Filter the listing and keep only the lines with the word "background".
=== MATERIAL FOR THE TASK ===
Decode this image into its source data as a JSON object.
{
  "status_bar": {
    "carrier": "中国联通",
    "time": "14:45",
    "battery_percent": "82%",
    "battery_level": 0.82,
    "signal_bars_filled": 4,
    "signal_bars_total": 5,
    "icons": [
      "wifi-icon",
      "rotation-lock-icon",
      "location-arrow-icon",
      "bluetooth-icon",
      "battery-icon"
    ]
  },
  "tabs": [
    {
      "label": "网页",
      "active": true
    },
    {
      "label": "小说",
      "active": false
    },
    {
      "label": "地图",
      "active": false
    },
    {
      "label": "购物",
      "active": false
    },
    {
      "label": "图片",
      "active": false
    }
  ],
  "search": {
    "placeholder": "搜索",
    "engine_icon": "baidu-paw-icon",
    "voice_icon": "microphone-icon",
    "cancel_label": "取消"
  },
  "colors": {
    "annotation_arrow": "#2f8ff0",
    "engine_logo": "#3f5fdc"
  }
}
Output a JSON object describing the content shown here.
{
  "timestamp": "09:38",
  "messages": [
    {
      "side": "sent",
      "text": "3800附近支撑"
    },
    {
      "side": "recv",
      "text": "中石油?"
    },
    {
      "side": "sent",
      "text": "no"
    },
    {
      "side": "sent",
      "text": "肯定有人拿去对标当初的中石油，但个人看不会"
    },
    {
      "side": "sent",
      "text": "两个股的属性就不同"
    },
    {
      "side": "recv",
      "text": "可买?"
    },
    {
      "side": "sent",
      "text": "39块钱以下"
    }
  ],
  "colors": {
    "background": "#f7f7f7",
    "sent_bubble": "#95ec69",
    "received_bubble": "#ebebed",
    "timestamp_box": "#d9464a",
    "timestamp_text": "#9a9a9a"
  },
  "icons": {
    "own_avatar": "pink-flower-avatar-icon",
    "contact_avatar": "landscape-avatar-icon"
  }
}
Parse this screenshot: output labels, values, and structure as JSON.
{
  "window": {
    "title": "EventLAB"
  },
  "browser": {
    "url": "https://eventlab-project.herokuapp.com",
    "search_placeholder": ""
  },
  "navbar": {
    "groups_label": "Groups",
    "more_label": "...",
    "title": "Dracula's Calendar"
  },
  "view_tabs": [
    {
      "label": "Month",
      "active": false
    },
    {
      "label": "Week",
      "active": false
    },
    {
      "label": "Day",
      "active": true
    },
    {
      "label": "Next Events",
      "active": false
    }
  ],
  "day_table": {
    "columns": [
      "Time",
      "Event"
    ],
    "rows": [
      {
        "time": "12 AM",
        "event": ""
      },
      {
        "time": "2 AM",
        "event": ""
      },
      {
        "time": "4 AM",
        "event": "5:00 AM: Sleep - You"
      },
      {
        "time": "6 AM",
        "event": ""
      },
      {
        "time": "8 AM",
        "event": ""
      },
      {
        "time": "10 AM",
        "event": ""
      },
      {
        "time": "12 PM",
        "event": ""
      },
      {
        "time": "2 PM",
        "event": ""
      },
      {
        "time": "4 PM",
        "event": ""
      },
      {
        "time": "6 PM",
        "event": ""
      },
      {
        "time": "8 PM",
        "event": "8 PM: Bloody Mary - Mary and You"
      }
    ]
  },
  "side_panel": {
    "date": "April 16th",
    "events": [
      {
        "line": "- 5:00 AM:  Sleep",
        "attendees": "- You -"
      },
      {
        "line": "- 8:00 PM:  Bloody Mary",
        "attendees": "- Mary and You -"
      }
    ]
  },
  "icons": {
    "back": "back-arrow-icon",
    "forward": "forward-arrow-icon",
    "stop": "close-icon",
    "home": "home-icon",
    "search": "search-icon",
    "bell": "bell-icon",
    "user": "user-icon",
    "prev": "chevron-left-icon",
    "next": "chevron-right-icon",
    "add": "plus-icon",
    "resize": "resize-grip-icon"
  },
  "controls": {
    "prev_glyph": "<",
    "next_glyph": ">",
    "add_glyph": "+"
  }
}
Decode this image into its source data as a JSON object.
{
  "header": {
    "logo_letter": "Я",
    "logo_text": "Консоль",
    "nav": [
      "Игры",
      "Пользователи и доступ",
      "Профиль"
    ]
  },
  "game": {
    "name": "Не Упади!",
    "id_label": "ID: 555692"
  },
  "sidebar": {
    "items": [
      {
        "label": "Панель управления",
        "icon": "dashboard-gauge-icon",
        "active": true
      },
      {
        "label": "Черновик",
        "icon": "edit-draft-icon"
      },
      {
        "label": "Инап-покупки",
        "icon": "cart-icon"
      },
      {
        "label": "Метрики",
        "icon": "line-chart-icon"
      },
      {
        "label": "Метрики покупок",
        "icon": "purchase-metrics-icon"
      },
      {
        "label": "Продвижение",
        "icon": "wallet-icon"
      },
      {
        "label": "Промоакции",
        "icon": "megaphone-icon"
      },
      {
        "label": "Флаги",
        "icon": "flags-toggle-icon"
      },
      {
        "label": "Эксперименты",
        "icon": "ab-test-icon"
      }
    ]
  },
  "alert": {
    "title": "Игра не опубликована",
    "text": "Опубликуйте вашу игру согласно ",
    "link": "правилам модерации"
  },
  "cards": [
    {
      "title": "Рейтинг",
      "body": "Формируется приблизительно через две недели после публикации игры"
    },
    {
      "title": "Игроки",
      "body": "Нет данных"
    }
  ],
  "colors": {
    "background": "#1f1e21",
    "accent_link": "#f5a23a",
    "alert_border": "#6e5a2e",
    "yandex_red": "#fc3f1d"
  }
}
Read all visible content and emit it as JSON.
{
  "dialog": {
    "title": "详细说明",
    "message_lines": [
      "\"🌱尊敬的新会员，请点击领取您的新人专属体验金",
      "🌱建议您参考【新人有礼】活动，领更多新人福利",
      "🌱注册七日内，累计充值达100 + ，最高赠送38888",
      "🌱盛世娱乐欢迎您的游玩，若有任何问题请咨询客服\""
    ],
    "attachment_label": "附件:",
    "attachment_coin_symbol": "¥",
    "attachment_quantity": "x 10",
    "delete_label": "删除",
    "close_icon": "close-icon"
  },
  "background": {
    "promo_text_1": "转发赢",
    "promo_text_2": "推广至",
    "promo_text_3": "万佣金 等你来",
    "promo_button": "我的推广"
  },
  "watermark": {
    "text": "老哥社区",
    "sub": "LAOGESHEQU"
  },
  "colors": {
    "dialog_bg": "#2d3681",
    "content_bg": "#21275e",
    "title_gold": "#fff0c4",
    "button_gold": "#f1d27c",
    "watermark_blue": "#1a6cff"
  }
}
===
#### WRITTEN ANSWER
    "background": "#f7f7f7",
    "background": "#1f1e21",
  "background": {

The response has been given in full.